Now I have time to write down my solution, I forgot that $\mathbb{Z}$ is a trivial $\mathbb{Z}G$-module which is important for the next calculations and therefore I got stuck. The Kernel of $d^2$ is $\operatorname{Hom}(G,\mathbb{Z})$, because: $$d^2(\alpha)(g_0\otimes g_1\otimes g_2)=\alpha (g_0g_1\otimes g_2-g_0\otimes g_1g_2+g_0\otimes g_1)=g_0\alpha(1\otimes g_2)-g_0\alpha (1\otimes g_1g_2)+g_0\alpha (1\otimes g_1),$$because $\alpha$ is $\mathbb{Z}G$-linear. It follows: $$g_0\alpha (1\otimes g_1g_2)=g_0\alpha (1\otimes g_1)+g_0\alpha(1\otimes g_2).$$ $\mathbb{Z}$ is a trivial $\mathbb{Z}G$-module, therefore we get $$\alpha (1\otimes g_1g_2)=\alpha (1\otimes g_1)+\alpha(1\otimes g_2),$$i.e. $G\mapsto \mathbb{Z},\; g\mapsto \alpha(1\otimes g)$ is a group homomorphism.

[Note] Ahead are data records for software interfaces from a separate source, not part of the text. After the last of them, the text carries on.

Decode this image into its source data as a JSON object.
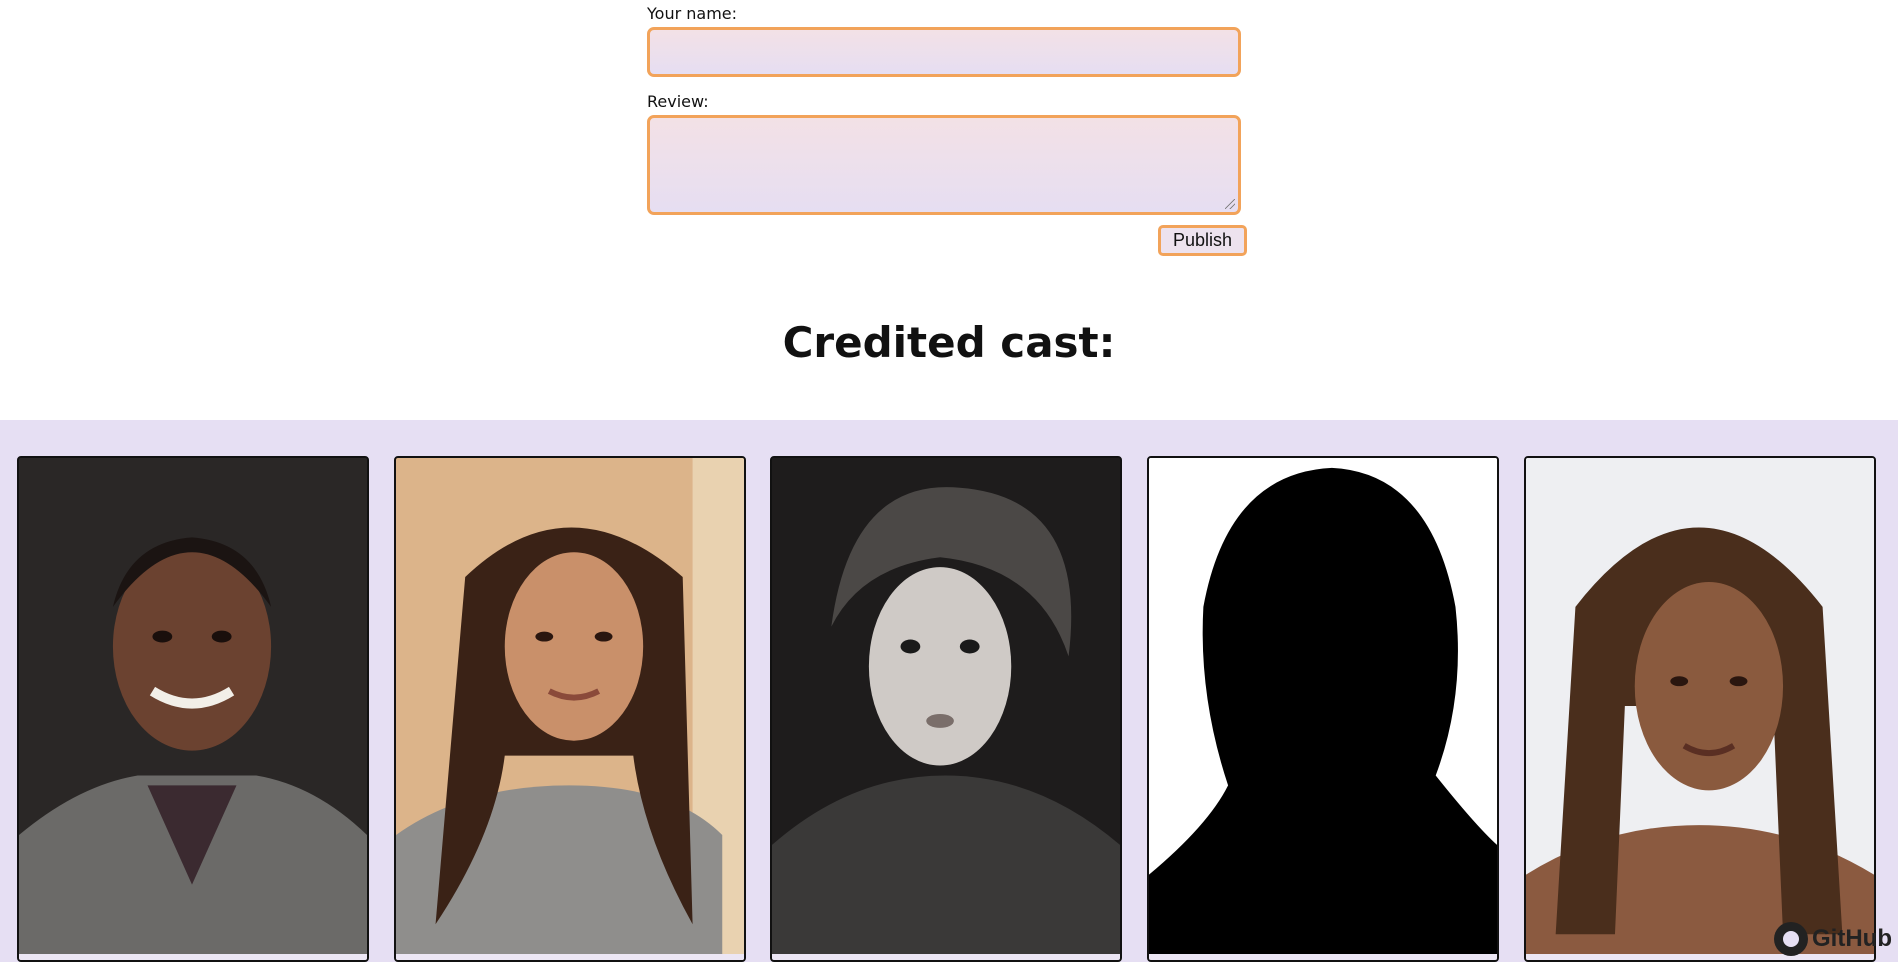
{
  "form": {
    "name_label": "Your name:",
    "name_value": "",
    "review_label": "Review:",
    "review_value": "",
    "publish_label": "Publish"
  },
  "cast": {
    "heading": "Credited cast:",
    "members": [
      {
        "photo": "portrait-man-grey-blazer"
      },
      {
        "photo": "portrait-woman-wavy-hair"
      },
      {
        "photo": "portrait-young-man-bw"
      },
      {
        "photo": "silhouette-placeholder"
      },
      {
        "photo": "portrait-young-woman-dreadlocks"
      }
    ]
  },
  "footer": {
    "github_label": "GitHub"
  },
  "colors": {
    "accent_border": "#f2a35a",
    "field_fill_top": "#f3e1e6",
    "field_fill_bottom": "#e6def2",
    "cast_band": "#e6dff3"
  }
}
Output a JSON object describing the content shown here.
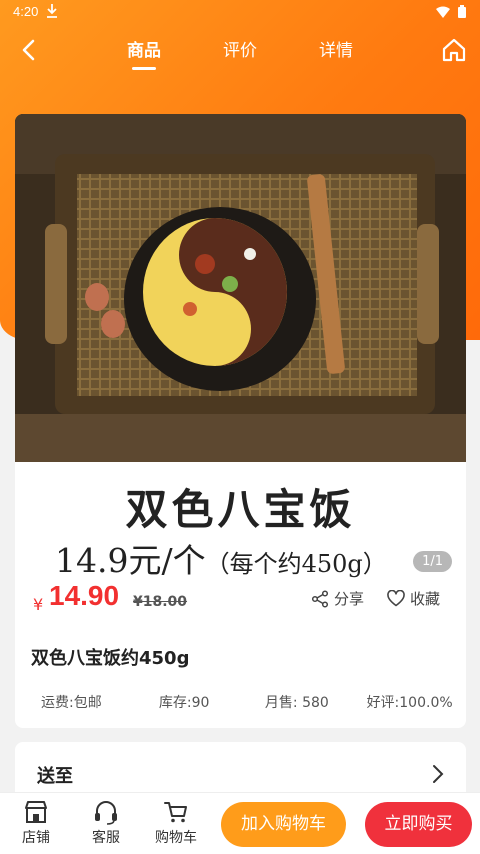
{
  "status": {
    "time": "4:20"
  },
  "nav": {
    "tabs": [
      {
        "label": "商品",
        "active": true
      },
      {
        "label": "评价",
        "active": false
      },
      {
        "label": "详情",
        "active": false
      }
    ]
  },
  "product": {
    "image_caption_title": "双色八宝饭",
    "image_caption_price": "14.9元/个",
    "image_caption_note": "（每个约450g）",
    "pager": "1/1",
    "currency_symbol": "¥",
    "price": "14.90",
    "original_price": "¥18.00",
    "share_label": "分享",
    "favorite_label": "收藏",
    "name": "双色八宝饭约450g",
    "stats": [
      "运费:包邮",
      "库存:90",
      "月售: 580",
      "好评:100.0%"
    ]
  },
  "shipping": {
    "label": "送至"
  },
  "bottom_bar": {
    "store_label": "店铺",
    "service_label": "客服",
    "cart_label": "购物车",
    "add_to_cart": "加入购物车",
    "buy_now": "立即购买"
  },
  "colors": {
    "header_gradient_start": "#ff9a1f",
    "header_gradient_end": "#ff6a0a",
    "price_red": "#f23030",
    "add_cart_orange": "#ff9c1a",
    "buy_red": "#f0313c"
  },
  "icons": [
    "download-icon",
    "wifi-icon",
    "battery-icon",
    "back-icon",
    "home-icon",
    "share-icon",
    "heart-icon",
    "chevron-right-icon",
    "store-icon",
    "headset-icon",
    "cart-icon"
  ]
}
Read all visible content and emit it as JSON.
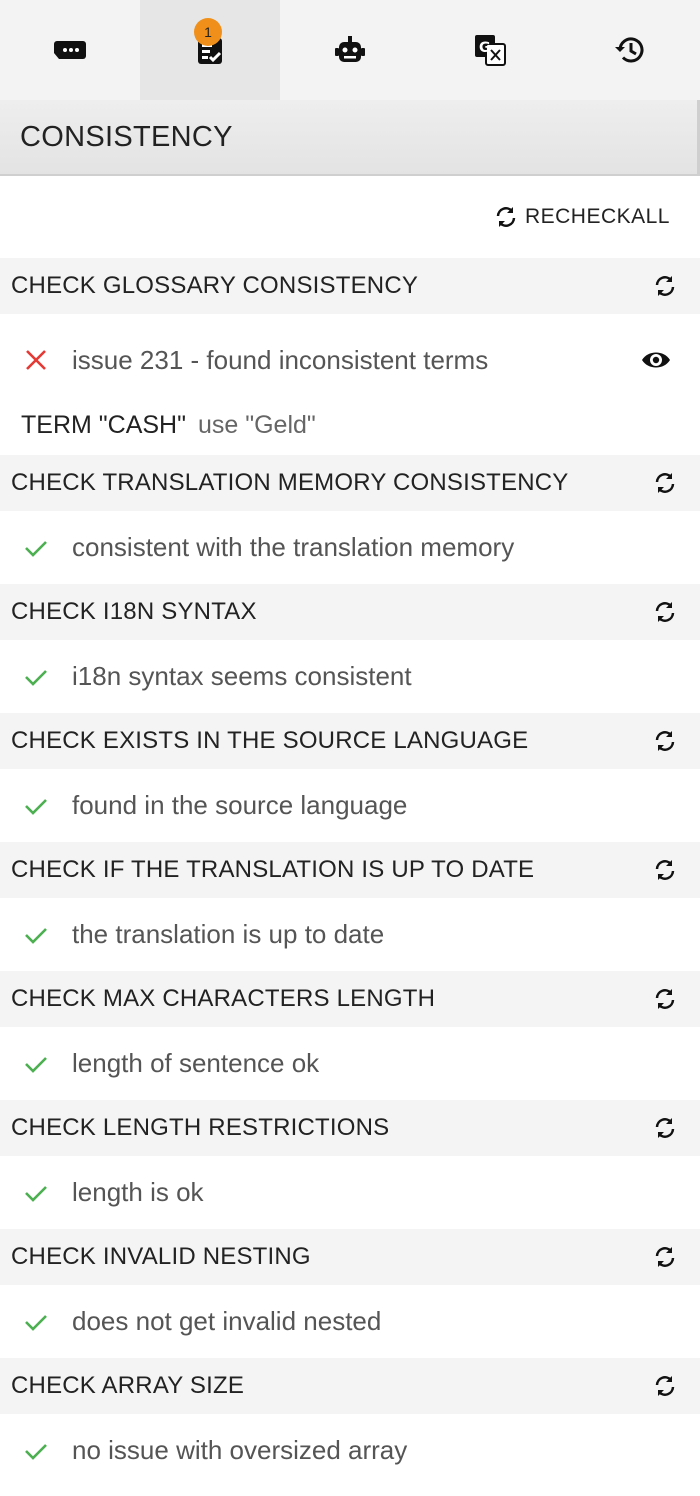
{
  "toolbar": {
    "buttons": [
      {
        "icon": "chat-dots-icon"
      },
      {
        "icon": "checklist-icon",
        "badge": "1",
        "active": true
      },
      {
        "icon": "robot-icon"
      },
      {
        "icon": "translate-icon"
      },
      {
        "icon": "history-icon"
      }
    ]
  },
  "section": {
    "title": "CONSISTENCY"
  },
  "recheck_all_label": "RECHECKALL",
  "checks": [
    {
      "title": "CHECK GLOSSARY CONSISTENCY",
      "status": "fail",
      "message": "issue 231 - found inconsistent terms",
      "term_label": "TERM \"CASH\"",
      "term_hint": "use \"Geld\""
    },
    {
      "title": "CHECK TRANSLATION MEMORY CONSISTENCY",
      "status": "ok",
      "message": "consistent with the translation memory"
    },
    {
      "title": "CHECK I18N SYNTAX",
      "status": "ok",
      "message": "i18n syntax seems consistent"
    },
    {
      "title": "CHECK EXISTS IN THE SOURCE LANGUAGE",
      "status": "ok",
      "message": "found in the source language"
    },
    {
      "title": "CHECK IF THE TRANSLATION IS UP TO DATE",
      "status": "ok",
      "message": "the translation is up to date"
    },
    {
      "title": "CHECK MAX CHARACTERS LENGTH",
      "status": "ok",
      "message": "length of sentence ok"
    },
    {
      "title": "CHECK LENGTH RESTRICTIONS",
      "status": "ok",
      "message": "length is ok"
    },
    {
      "title": "CHECK INVALID NESTING",
      "status": "ok",
      "message": "does not get invalid nested"
    },
    {
      "title": "CHECK ARRAY SIZE",
      "status": "ok",
      "message": "no issue with oversized array"
    }
  ],
  "colors": {
    "ok": "#4caf50",
    "fail": "#e53935",
    "badge": "#f0901a"
  }
}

With $\hat{\alpha}:\mathbb{Z}G\otimes_\mathbb{Z} \mathbb{Z}G\to \mathbb{Z}, \; \hat{\alpha}(g_0\otimes g_1):=g_0\alpha (g_1)$, you can understand the group homomorphism $G\mapsto \mathbb{Z},\; g\mapsto \alpha(1\otimes g)$ as a $\mathbb{Z}G$-linear map $\mathbb{Z}G\otimes_\mathbb{Z} \mathbb{Z}G \to \mathbb{Z},\; 1\otimes g_1\mapsto \alpha(g_1)$.
Hence: $\operatorname{ker}(d^2)=\operatorname{Hom}(G,\mathbb{Z})$.
Next we claim that $\operatorname{Im}(d^1)=0$. For arbitray $g_0\otimes g_1\in \mathbb{Z}G\otimes_\mathbb{Z} \mathbb{Z}G,\; \beta\in Hom_{\mathbb{Z}G}(\mathbb{Z}G,G)$ It is $$d^1(\beta)(g_0\otimes g_1)=\beta(g_0g_1-g_0)=g_0\beta(g_1)-\beta(g_0)=\beta(g_1)-\beta(g_0)=\beta(1)-\beta(1)=0,$$ therefore $\operatorname{Im}(d^1)=0.$
Finely: $Ext_{\mathbb{Z}G}^1(\mathbb{Z},\mathbb{Z})=H^1(\operatorname{Hom}_{\mathbb{Z}G}(P_*,\mathbb{Z}))=\frac{\operatorname{ker}(d^2)}{\operatorname{Im}(d^1)}=\operatorname{Hom}(G,\mathbb{Z})$.